You know what a cv is, right? Of course, you do.
A curriculum vitae is a written overview of a person’s experience and other qualifications designed to attract potential employers. The Latin phrase loosely translates as [the] course of [my] life, so it’s about all parts of your life that have a bearing on your suitability for a particular job.
This is your advertisement to attract a seat face-to-face with a recruiter. All they’ve got to work on is what you ’ve written, so it really is important. Yet the truth is that many college leavers get it wrong. Here’s our guide to making the most of your cv sales pitch.
No app for that
The first place you’re likely to look when you come to write your cv is the Internet. You’ll find it’s awash with fill in online templates,
downloadable as a PDF, for a small fee. Forget that! They all start with
‘how do you want it to look?’. Consistency in formatting is a must,

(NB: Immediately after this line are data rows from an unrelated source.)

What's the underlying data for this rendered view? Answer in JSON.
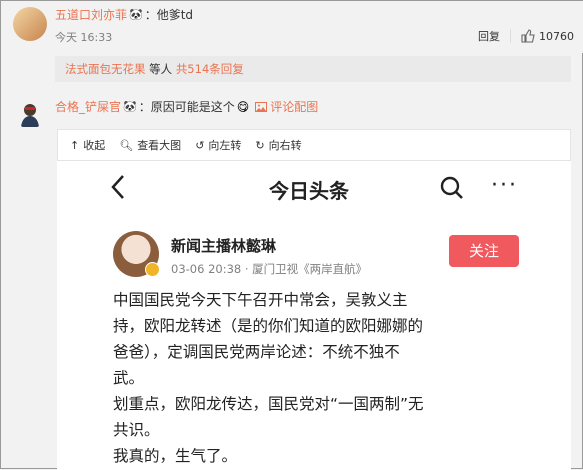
{
  "comment1": {
    "username": "五道口刘亦菲",
    "emoji": "🐼",
    "text": "：他爹td",
    "time": "今天 16:33",
    "reply_label": "回复",
    "like_count": "10760",
    "colors": {
      "name": "#eb7350"
    }
  },
  "reply_summary": {
    "user": "法式面包无花果",
    "middle": " 等人 ",
    "count_link": "共514条回复"
  },
  "comment2": {
    "username": "合格_铲屎官",
    "emoji": "🐼",
    "text": "：原因可能是这个",
    "emoji2": "😋",
    "image_link": "评论配图"
  },
  "image_toolbar": {
    "collapse": "收起",
    "view_large": "查看大图",
    "rotate_left": "向左转",
    "rotate_right": "向右转"
  },
  "screenshot": {
    "app_title": "今日头条",
    "author": "新闻主播林懿琳",
    "meta": "03-06 20:38 · 厦门卫视《两岸直航》",
    "follow": "关注",
    "body": [
      "中国国民党今天下午召开中常会，吴敦义主",
      "持，欧阳龙转述（是的你们知道的欧阳娜娜的",
      "爸爸），定调国民党两岸论述：不统不独不",
      "武。",
      "划重点，欧阳龙传达，国民党对“一国两制”无",
      "共识。",
      "我真的，生气了。"
    ]
  }
}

but it’s not so much how it looks as what’s in it that matters. Do it yourself, the old-fashioned way on Word, taking your time. Then you’ve had it saved in an easily edited format for ongoing use.

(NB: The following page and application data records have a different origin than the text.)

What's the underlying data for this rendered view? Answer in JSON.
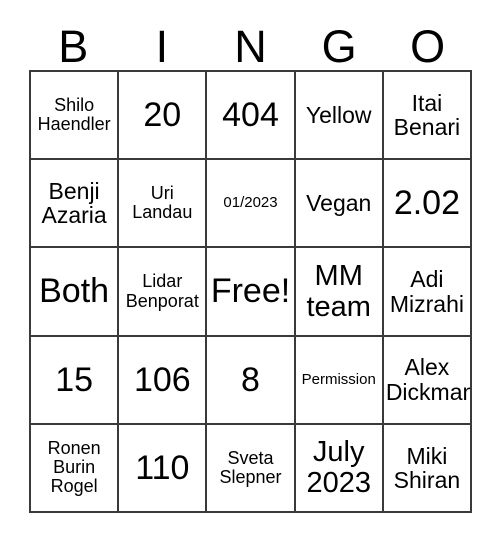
{
  "card": {
    "title": "BINGO",
    "header_letters": [
      "B",
      "I",
      "N",
      "G",
      "O"
    ],
    "columns": 5,
    "rows": 5,
    "border_color": "#3a3a3a",
    "background_color": "#ffffff",
    "text_color": "#000000",
    "free_space": {
      "row": 3,
      "column": 3,
      "label": "Free!"
    },
    "cells": [
      [
        {
          "text": "Shilo\nHaendler",
          "size": "sm"
        },
        {
          "text": "20",
          "size": "xl"
        },
        {
          "text": "404",
          "size": "xl"
        },
        {
          "text": "Yellow",
          "size": "md"
        },
        {
          "text": "Itai\nBenari",
          "size": "md"
        }
      ],
      [
        {
          "text": "Benji\nAzaria",
          "size": "md"
        },
        {
          "text": "Uri\nLandau",
          "size": "sm"
        },
        {
          "text": "01/2023",
          "size": "xs"
        },
        {
          "text": "Vegan",
          "size": "md"
        },
        {
          "text": "2.02",
          "size": "xl"
        }
      ],
      [
        {
          "text": "Both",
          "size": "xl"
        },
        {
          "text": "Lidar\nBenporat",
          "size": "sm"
        },
        {
          "text": "Free!",
          "size": "xl"
        },
        {
          "text": "MM\nteam",
          "size": "lg"
        },
        {
          "text": "Adi\nMizrahi",
          "size": "md"
        }
      ],
      [
        {
          "text": "15",
          "size": "xl"
        },
        {
          "text": "106",
          "size": "xl"
        },
        {
          "text": "8",
          "size": "xl"
        },
        {
          "text": "Permission",
          "size": "xs"
        },
        {
          "text": "Alex\nDickman",
          "size": "md"
        }
      ],
      [
        {
          "text": "Ronen\nBurin\nRogel",
          "size": "sm"
        },
        {
          "text": "110",
          "size": "xl"
        },
        {
          "text": "Sveta\nSlepner",
          "size": "sm"
        },
        {
          "text": "July\n2023",
          "size": "lg"
        },
        {
          "text": "Miki\nShiran",
          "size": "md"
        }
      ]
    ]
  }
}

The most crucial argument for writing your cv yourself is that, if you really want to get that dream career, you need to customize your cv for every single job you apply to. One coat does not suit all – would you wear your big baggy jumper that’s perfect for curling up on the sofa on a winter’s night to a nightclub? Your clear effort to tailor your cv to your understanding of a particular job and employer will set you apart.
The long and the short of it
When it comes to your cv, size is important and the right size is two pages (that’s two sheets of A4 printed on one side only). One page screams of nothing to say and more and two pages, well, it says you might be a bit long-winded. We tried out one online template and downloaded an untidy, seven-page monster! Don’t do that. Moreover, recruiters are very busy people and they don’t want to have to pore over pages and pages of text (you probably wouldn’t want to have to do that either). The trick is to get all the important bits into those two pages. Again, that’s where the standard Word 9or equivalent) programme comes to the fore, allowing you to read and re-read, edit and re-edit to get it right.